A digital scrapbook

If we do the same thing with three digital copies of the novel by finding all the bits in common electronically we can also eliminate the copies in the transposed text. The first time the transposed text occurs we record it as normal. The second or third times it is reused we simply refer to it, without copying it. So now our digital scrapbook is just one document, but it records all the text of the work from the three copies just once. By labelling each fragment with the set of versions it belongs to, say "1,2" or "2,3" or "1" or "2" etc. it will be possible to reconstruct the text of any copy by reading in order only those fragments that belong to it. So reading all the fragments labelled with a "2" or "1,2" or "2,3" etc will reproduce the text of version 2. And the same goes for the other versions.

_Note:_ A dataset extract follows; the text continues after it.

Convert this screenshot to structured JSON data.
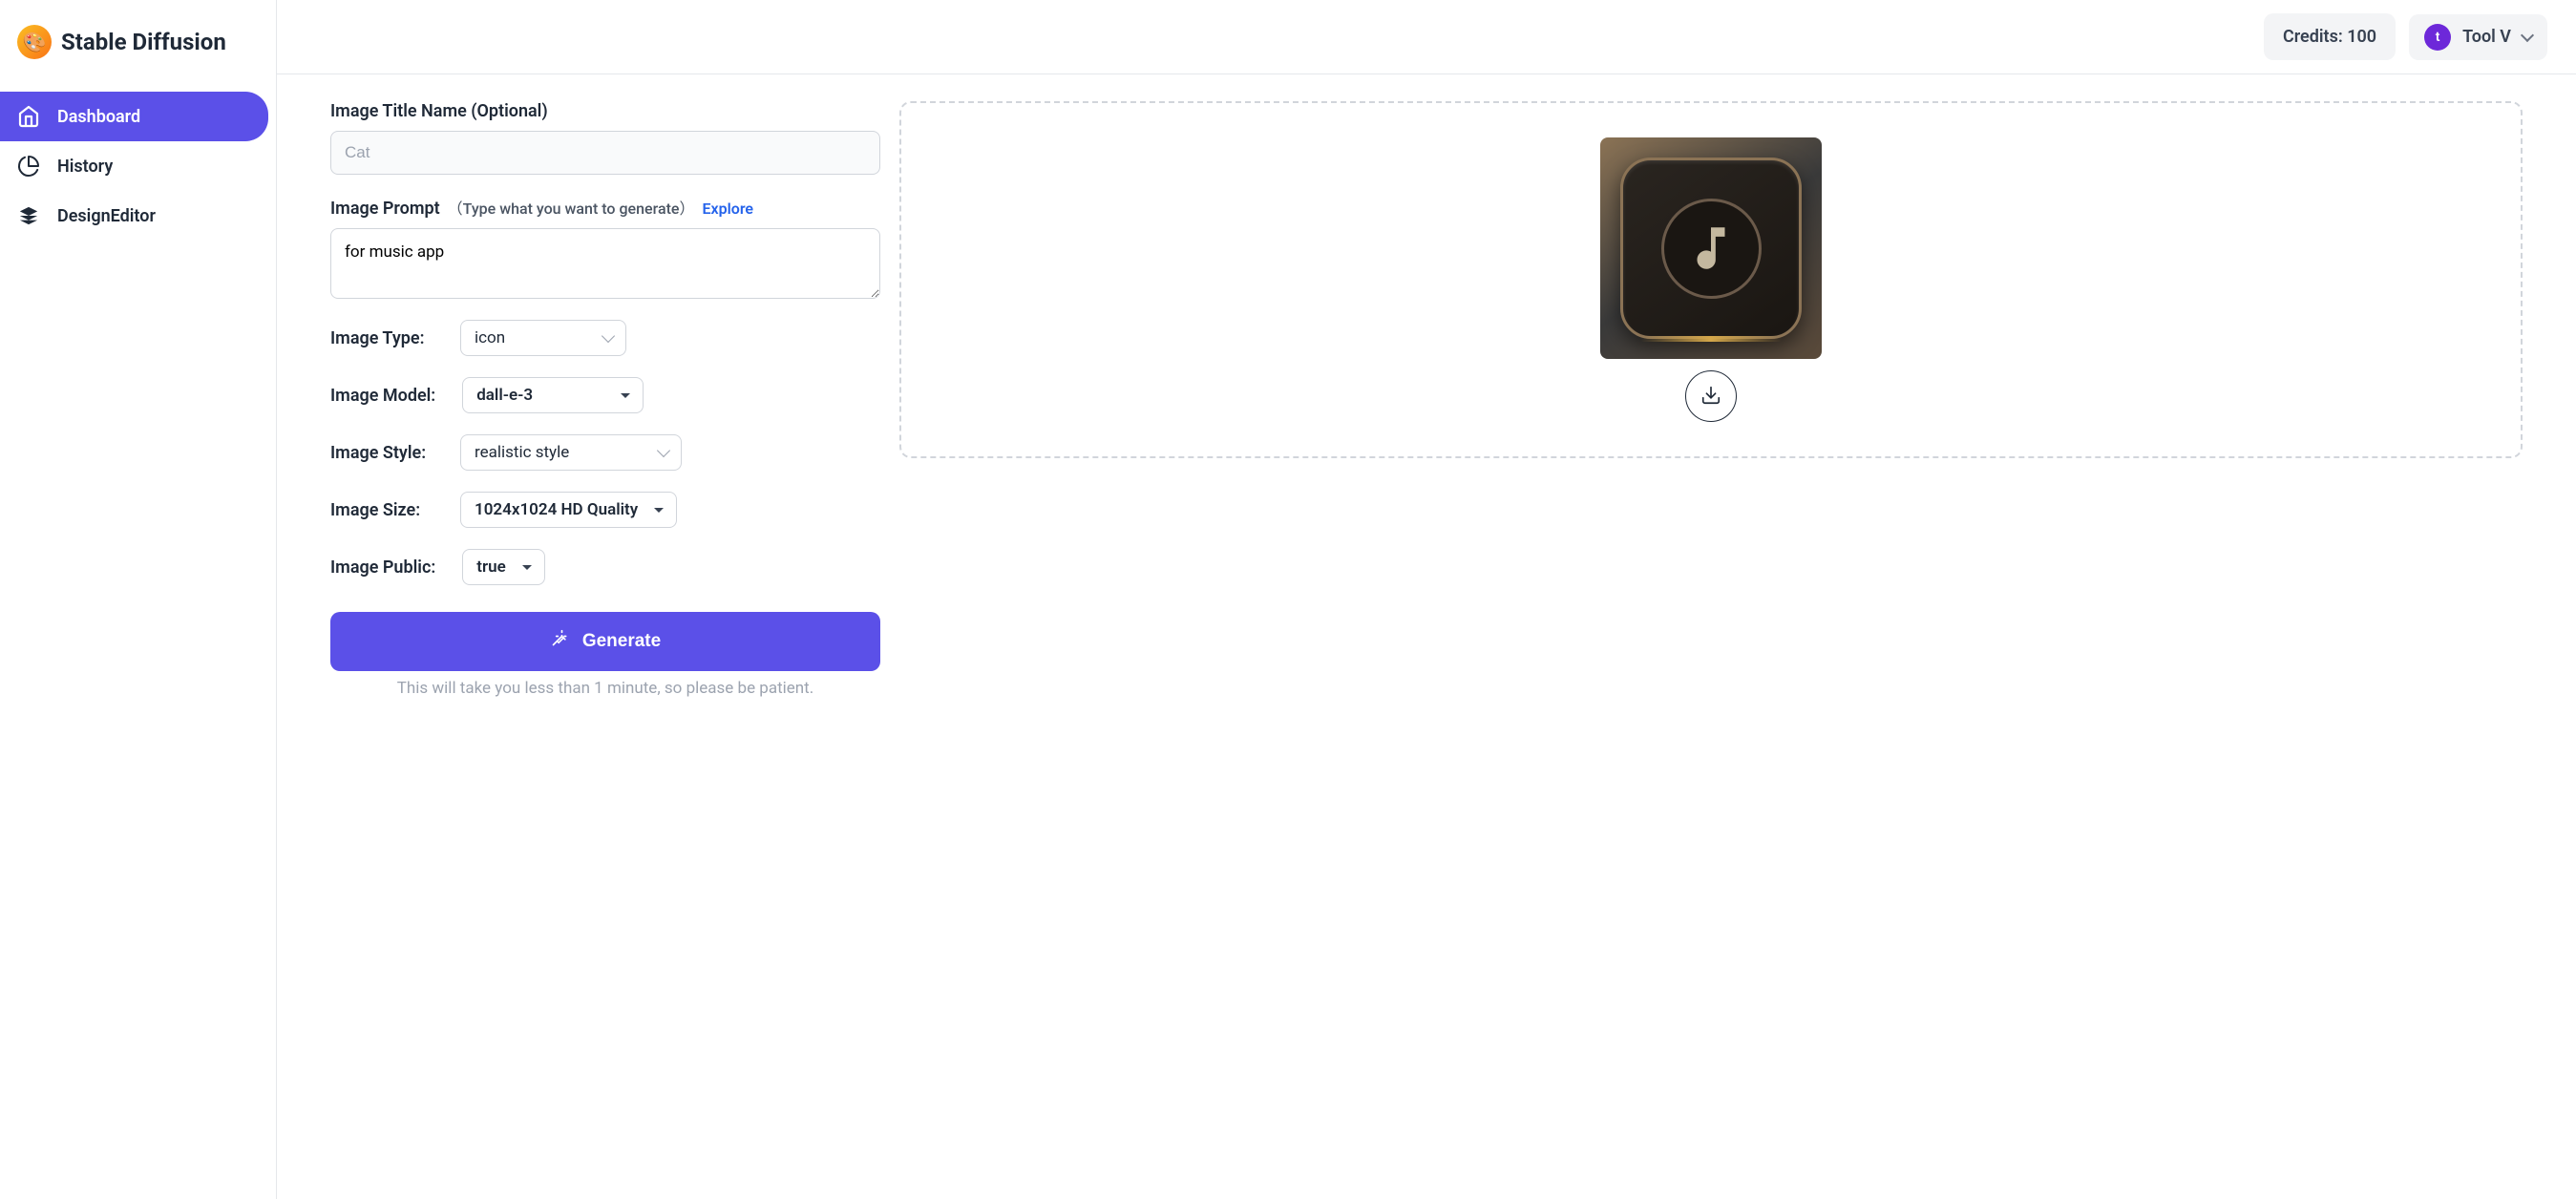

And as explained above, internal variations are inherently no different from the external ones. They can be treated as separate editions of the text, as long as we can tease apart the internal versions and produce coherent copies from them. This is always possible, although the arguments are too long to include here.

Indexing a digital scrapbook

The benefits for search can only be realised if we can produce an index of this digital scrapbook, by treating it as just another kind of document. In a real world scenario some texts will be scrapbooks and some won't. We need one way to index them all uniformly. The scrapbook idea is cool, but it is so radical that it threatens to break industrial search engines. How can this be avoided?

The poetry example given above when represented as a digital scrapbook might look internally as four layers:

[1-4] Yet even [1,2] that one [2] 's [1] subject is [2] prone [1,2] to starts [1] Of evil [2] As ever [1-4] : in the clearest [3,4] he shall sometimes prove insure [3] So [1,2] well thus [3,4] fountain ever [1-4] lies [1-4] A sediment—disturb it, and 'twill rise.

The versions to which each fragment of text belong are represented here as some numbers in square-brackets before the fragment they refer to. But forgetting about that for now this 'document' can be treated like any other. The location of each word has a position that can be measured by counting characters from the start of the file. The position of 'subject' is 20, counting all the preceding characters of "Yet even ", "that one" and "'s ", without regard to the versions they belong to. This is a kind of global, cross-version position of each word. For example, the word "one's", in version 2, starts at position 14, which is the same as the word "one" in version 1. But so long as we have a position for each word in our index this causes no problem because we already know that they are two different words. All we need is some program that can read digital scrapbooks, which is no big deal.

Admittedly, the index will not record which versions "one" and "one's" belong to, but this can be deduced by reading the digital scrapbook at position 14. Following the fragments for "one's" reveals that this text is in version 2, whereas the word "one" (followed by a space) belongs to version 1.

So no reinvention of the wheel is needed to index a digital scrapbook, or an ordinary file, and the positions of words in both types of file can be stored in the same index.

Finding the text

Now we have our index it should be easy enough to find something in it. The index tells us in which documents a particular word can be found, and at what position(s) in the file. Any standard search engine could be used for this purpose, but in practice it is probably better to make your own, because of what comes after.

First the 'hits' have to be arranged into 'digests' which are just short summaries of the relevant bits of the source documents. To do this naturally requires the search engine to read the source documents again. So a search engine would have to be aware of digital scrapbooks. But that can be done, since it is just another format. Finally the hits have got to be displayed. That also requires knowledge of the digital scrapbook format, but the beauty is that a single hit in a single digital scrapbook will be displayed as one hit, not as 20 hits in 20 versions or layers. And the user can move around inside the scrapbook and read the text of any version and see how the hits propagate across the versions. Take a look for yourself.